Despite news that the West Africa Ebola outbreak was nearly over, new cases continue to affect Guinea and Sierra Leone. Pictured, children come forward to get their feet disinfected after a Red Cross worker explained that they are spraying bleach, and not spraying the village with the Ebola virus, in Forecariah, Guinea, Jan. 30, 2015. Reuters

Ebola cases spiked in Guinea and Sierra Leone for the second week in a row, according to the World Health Organization’s latest figures. The unexpected rise in cases has marked a turning point in the effort to snuff out the West Africa Ebola outbreak that has killed thousands since late-2014. Despite recent encouraging news that the deadly epidemic was nearly over, the new cases show some countries are still struggling to end the outbreak once and for all.
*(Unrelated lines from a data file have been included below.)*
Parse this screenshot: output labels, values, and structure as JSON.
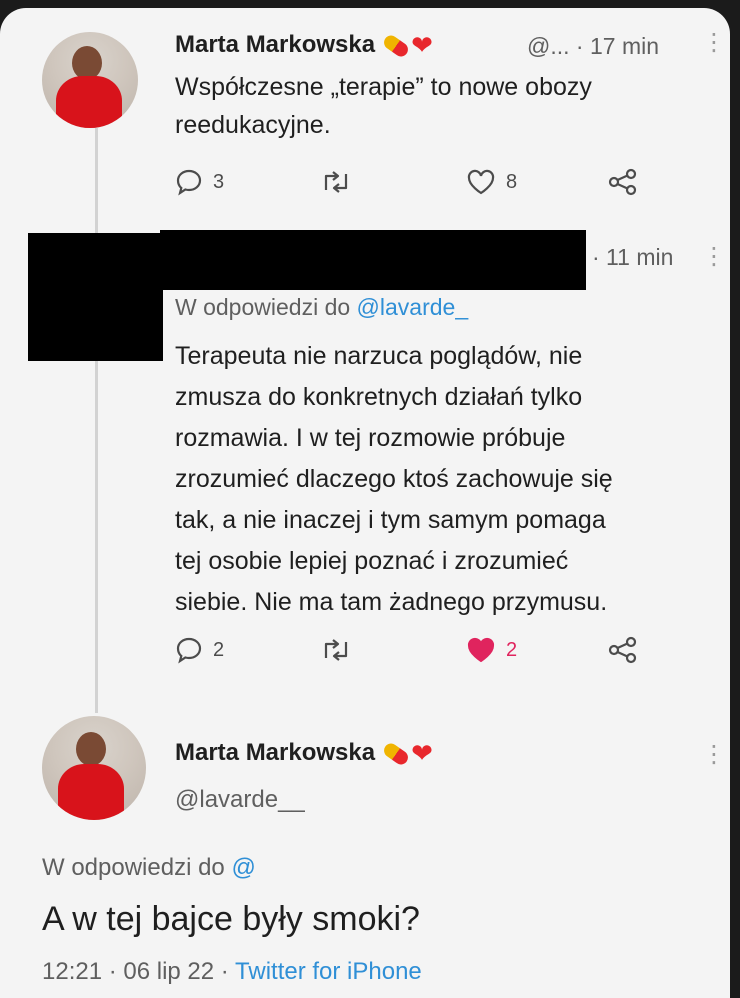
{
  "tweet1": {
    "name": "Marta Markowska",
    "handle_short": "@...",
    "time": "· 17 min",
    "text_line1": "Współczesne „terapie” to nowe obozy",
    "text_line2": "reedukacyjne.",
    "replies": "3",
    "likes": "8"
  },
  "tweet2": {
    "time": "· 11 min",
    "reply_prefix": "W odpowiedzi do ",
    "reply_handle": "@lavarde_",
    "lines": [
      "Terapeuta nie narzuca poglądów, nie",
      "zmusza do konkretnych działań tylko",
      "rozmawia. I w tej rozmowie próbuje",
      "zrozumieć dlaczego ktoś zachowuje się",
      "tak, a nie inaczej i tym samym pomaga",
      "tej osobie lepiej poznać i zrozumieć",
      "siebie. Nie ma tam żadnego przymusu."
    ],
    "replies": "2",
    "likes": "2",
    "liked_color": "#e0245e"
  },
  "tweet3": {
    "name": "Marta Markowska",
    "handle": "@lavarde__",
    "reply_prefix": "W odpowiedzi do ",
    "reply_handle": "@",
    "text": "A w tej bajce były smoki?",
    "time": "12:21 · 06 lip 22 · ",
    "source": "Twitter for iPhone"
  },
  "icons": {
    "reply": "reply-bubble-icon",
    "retweet": "retweet-icon",
    "like": "heart-icon",
    "share": "share-icon",
    "more": "more-vertical-icon"
  },
  "colors": {
    "link": "#2f8fd6",
    "like_active": "#e0245e"
  }
}
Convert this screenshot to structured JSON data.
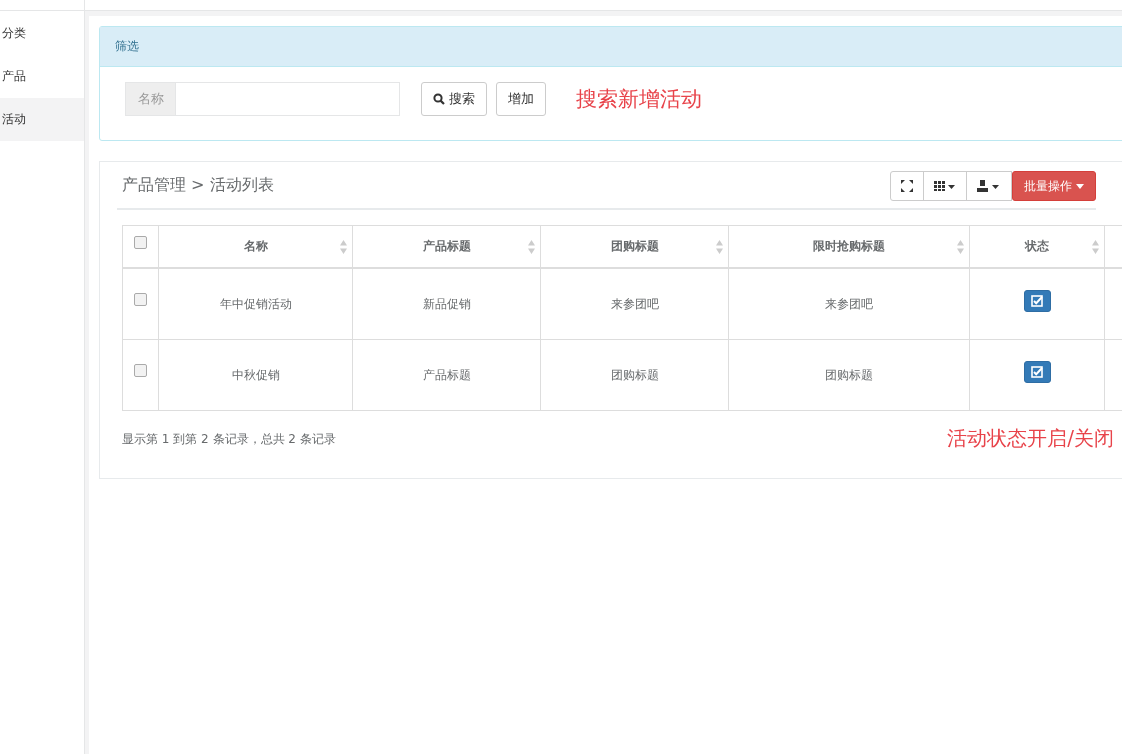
{
  "sidebar": {
    "items": [
      {
        "label": "分类",
        "selected": false
      },
      {
        "label": "产品",
        "selected": false
      },
      {
        "label": "活动",
        "selected": true
      }
    ]
  },
  "filter": {
    "title": "筛选",
    "field_label": "名称",
    "search_button": "搜索",
    "add_button": "增加",
    "annotation": "搜索新增活动"
  },
  "list": {
    "breadcrumb": "产品管理 > 活动列表",
    "batch_button": "批量操作",
    "table": {
      "select_all": false,
      "columns": [
        "名称",
        "产品标题",
        "团购标题",
        "限时抢购标题",
        "状态"
      ],
      "rows": [
        {
          "selected": false,
          "cells": [
            "年中促销活动",
            "新品促销",
            "来参团吧",
            "来参团吧"
          ],
          "status_on": true
        },
        {
          "selected": false,
          "cells": [
            "中秋促销",
            "产品标题",
            "团购标题",
            "团购标题"
          ],
          "status_on": true
        }
      ]
    },
    "footer": "显示第 1 到第 2 条记录，总共 2 条记录",
    "annotation": "活动状态开启/关闭"
  }
}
Health officials reported Wednesday 16 new cases in Guinea and 15 new cases in Sierra Leone for the week ending June 7. The previous week saw 13 new cases in Guinea and 12 new cases in Sierra Leone, a rise from just three new cases the week before. Liberia was declared Ebola-free in May.

“It feels like we are back to square one,” a spokesman for the aid group International Medical Corps said last month in response to that month’s rise in Ebola cases. “The world has moved on, but it is still a very real problem here. With Liberia Ebola free, we thought we were not far behind, but that isn’t the case.”
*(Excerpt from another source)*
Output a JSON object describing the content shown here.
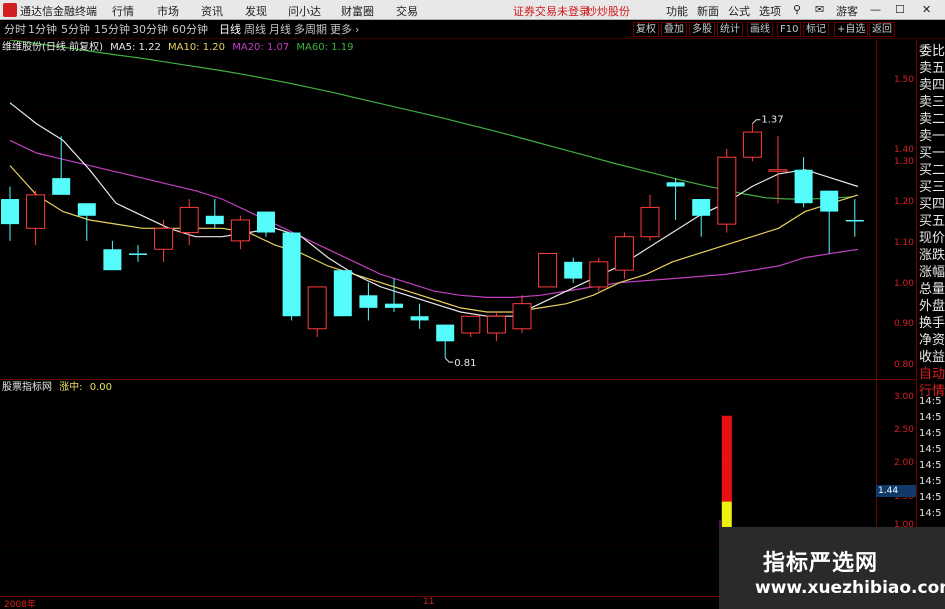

The Ebola outbreak has killed more than 11,100 people across West Africa. The total number of infected as of June 7 was 27,237, according to WHO. Liberia was the hardest hit country, accounting for nearly half of all Ebola deaths.

Despite the new cases, Sierra Leone’s leaders have said they’re optimistic about its economic recovery in what they see as the final days of Ebola. The country has struggled to lure businesses into investing in Sierra Leone’s diamond and mineral industries in recent months. Nearly 180,000 people in Sierra Leone are said to have lost their jobs because of the Ebola crisis, according to World Bank estimates.

“We were just beginning to develop a good environment after the war shattered us — coming to integrate society, develop business and infrastructure — and now Ebola has taken us back again,” foreign minister of Sierra Leone Samura Kamara told the Financial Times in February.